Nations and institutions must constantly adjust and adapt to new threats and challenges as well as opportunities. This requires constant maintenance and skillful navigation along the way. 

But it will be impossible if the center is hollowed out and the global institutions of change are so weakened that common consensus is near impossible to reach. Hope has always underpinned man’s vision of a better world and a better future. 

Wisdom, courage, resources and structures are required to turn that hope into reality. If the world slips into a sense of hopelessness driven by mistrust, lack of confidence and authoritarianism, it becomes a world defined by our differences not our likenesses. 

That is not the world we are nor the world we want. 

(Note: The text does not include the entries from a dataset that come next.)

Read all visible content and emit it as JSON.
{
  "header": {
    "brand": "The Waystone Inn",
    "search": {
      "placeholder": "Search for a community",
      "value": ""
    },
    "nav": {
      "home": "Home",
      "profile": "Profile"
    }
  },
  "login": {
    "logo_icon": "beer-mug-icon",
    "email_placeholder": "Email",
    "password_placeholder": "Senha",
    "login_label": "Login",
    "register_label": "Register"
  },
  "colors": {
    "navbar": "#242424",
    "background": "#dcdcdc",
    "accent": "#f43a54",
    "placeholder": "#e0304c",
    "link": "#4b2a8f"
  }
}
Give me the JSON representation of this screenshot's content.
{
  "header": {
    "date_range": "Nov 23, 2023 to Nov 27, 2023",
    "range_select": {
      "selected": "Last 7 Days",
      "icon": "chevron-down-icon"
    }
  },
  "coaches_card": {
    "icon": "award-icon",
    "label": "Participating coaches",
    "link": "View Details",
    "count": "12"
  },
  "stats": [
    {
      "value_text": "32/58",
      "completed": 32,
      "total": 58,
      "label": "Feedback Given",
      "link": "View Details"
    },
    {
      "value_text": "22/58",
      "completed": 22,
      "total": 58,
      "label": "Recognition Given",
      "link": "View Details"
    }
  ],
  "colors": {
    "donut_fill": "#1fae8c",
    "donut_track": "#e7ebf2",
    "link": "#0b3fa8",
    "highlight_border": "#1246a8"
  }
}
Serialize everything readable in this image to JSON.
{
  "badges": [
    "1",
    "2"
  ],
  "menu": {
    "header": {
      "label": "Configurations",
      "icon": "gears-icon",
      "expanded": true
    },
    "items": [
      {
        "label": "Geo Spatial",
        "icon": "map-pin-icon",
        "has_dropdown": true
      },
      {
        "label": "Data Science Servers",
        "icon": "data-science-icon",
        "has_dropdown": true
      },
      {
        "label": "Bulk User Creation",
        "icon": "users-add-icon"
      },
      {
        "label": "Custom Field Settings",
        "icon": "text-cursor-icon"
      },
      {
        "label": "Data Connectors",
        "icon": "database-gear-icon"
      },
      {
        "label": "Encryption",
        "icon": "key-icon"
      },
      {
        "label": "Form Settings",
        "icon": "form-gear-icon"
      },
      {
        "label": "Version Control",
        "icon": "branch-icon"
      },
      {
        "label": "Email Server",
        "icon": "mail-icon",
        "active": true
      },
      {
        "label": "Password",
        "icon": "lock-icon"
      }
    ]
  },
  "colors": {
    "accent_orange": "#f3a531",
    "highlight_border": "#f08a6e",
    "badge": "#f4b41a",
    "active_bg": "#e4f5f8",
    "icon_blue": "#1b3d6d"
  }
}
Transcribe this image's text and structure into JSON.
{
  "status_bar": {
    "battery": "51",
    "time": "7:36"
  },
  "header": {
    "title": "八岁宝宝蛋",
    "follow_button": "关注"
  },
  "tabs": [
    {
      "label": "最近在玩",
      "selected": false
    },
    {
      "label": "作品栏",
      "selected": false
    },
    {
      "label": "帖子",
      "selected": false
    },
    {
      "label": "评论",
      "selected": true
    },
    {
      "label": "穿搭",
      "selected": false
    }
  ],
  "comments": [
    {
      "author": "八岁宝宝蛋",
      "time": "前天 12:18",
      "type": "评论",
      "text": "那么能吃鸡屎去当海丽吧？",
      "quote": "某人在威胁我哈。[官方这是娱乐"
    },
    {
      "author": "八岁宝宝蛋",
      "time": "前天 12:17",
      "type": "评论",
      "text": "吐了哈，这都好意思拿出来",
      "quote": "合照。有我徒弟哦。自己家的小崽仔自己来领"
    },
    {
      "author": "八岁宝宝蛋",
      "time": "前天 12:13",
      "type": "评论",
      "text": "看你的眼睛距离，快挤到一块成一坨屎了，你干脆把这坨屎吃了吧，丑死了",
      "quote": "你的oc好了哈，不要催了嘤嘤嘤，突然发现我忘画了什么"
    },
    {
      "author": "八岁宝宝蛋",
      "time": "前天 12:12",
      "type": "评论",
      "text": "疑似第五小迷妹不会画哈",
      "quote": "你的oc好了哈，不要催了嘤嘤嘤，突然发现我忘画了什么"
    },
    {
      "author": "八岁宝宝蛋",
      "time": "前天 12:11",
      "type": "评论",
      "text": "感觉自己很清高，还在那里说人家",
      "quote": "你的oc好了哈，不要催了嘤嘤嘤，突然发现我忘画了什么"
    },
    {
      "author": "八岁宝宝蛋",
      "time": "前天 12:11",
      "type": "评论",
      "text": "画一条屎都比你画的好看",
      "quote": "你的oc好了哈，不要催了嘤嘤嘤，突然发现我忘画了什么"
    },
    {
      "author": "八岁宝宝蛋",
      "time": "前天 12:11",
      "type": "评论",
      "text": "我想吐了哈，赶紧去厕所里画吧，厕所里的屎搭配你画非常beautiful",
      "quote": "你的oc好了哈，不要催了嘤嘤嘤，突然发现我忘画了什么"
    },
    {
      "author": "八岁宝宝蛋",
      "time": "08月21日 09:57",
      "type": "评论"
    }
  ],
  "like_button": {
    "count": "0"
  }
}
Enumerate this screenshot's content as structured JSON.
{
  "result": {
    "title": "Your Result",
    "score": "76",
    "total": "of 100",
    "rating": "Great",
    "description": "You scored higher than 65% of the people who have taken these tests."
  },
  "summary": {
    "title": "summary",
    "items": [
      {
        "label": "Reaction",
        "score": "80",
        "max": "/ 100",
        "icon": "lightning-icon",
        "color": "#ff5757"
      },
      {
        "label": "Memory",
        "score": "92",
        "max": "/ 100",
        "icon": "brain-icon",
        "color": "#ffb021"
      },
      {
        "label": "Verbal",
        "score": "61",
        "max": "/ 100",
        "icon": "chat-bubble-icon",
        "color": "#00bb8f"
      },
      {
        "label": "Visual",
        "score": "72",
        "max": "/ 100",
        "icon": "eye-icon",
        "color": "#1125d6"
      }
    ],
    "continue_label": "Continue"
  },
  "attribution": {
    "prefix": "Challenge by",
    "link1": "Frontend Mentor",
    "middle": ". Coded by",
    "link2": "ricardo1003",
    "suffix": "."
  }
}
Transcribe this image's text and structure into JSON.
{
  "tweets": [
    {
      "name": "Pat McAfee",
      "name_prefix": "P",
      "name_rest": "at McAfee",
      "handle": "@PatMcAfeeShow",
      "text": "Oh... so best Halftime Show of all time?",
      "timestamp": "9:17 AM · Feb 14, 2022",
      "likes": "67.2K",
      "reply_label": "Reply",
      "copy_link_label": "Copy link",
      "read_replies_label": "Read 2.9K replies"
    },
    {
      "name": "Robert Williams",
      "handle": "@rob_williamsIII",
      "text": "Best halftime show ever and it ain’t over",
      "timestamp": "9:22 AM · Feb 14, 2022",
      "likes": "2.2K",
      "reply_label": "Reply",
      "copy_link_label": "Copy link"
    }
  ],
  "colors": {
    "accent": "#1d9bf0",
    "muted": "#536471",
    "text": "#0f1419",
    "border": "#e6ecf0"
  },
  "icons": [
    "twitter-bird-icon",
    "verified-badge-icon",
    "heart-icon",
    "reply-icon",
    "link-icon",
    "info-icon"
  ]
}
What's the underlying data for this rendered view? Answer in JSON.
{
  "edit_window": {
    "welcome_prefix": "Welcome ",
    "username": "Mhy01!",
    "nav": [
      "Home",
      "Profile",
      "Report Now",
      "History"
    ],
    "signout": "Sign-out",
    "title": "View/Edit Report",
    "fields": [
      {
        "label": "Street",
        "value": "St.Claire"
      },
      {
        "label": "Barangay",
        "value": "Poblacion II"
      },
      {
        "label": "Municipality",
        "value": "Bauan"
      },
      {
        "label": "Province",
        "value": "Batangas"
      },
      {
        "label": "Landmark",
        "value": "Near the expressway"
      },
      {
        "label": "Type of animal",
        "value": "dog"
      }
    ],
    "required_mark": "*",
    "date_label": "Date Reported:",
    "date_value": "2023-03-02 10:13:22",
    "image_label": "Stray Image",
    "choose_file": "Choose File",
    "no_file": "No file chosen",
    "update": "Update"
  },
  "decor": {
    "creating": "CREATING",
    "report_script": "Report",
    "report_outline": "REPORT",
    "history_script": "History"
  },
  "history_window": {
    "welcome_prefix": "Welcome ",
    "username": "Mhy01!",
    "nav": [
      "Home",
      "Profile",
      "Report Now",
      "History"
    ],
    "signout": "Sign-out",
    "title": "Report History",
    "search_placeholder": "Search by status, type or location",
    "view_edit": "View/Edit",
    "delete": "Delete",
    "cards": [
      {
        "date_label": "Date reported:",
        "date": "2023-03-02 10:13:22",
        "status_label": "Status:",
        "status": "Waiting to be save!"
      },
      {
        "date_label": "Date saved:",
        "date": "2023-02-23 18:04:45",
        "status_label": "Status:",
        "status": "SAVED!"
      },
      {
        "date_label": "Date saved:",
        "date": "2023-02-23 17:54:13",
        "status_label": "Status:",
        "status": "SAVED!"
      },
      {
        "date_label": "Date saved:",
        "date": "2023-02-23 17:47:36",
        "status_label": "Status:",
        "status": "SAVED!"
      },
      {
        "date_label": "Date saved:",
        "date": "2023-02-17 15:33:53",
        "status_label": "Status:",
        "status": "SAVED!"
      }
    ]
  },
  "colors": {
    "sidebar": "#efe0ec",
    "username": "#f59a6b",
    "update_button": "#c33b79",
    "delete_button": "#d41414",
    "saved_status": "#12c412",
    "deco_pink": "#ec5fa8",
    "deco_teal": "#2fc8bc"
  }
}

Chuck HagelCharles (Chuck) Timothy HagelWhite House aide moves to lobbying firm Overnight Defense: US, Russia tensions grow over nuclear arms | Highlights from Esper's Asia trip | Trump strikes neutral tone on Hong Kong protests | General orders ethics review of special forces Five takeaways from Pentagon chief's first major trip MORE is the former secretary of Defense and a former Republican U.S. senator from Nebraska. He is a senior advisor at Gallup.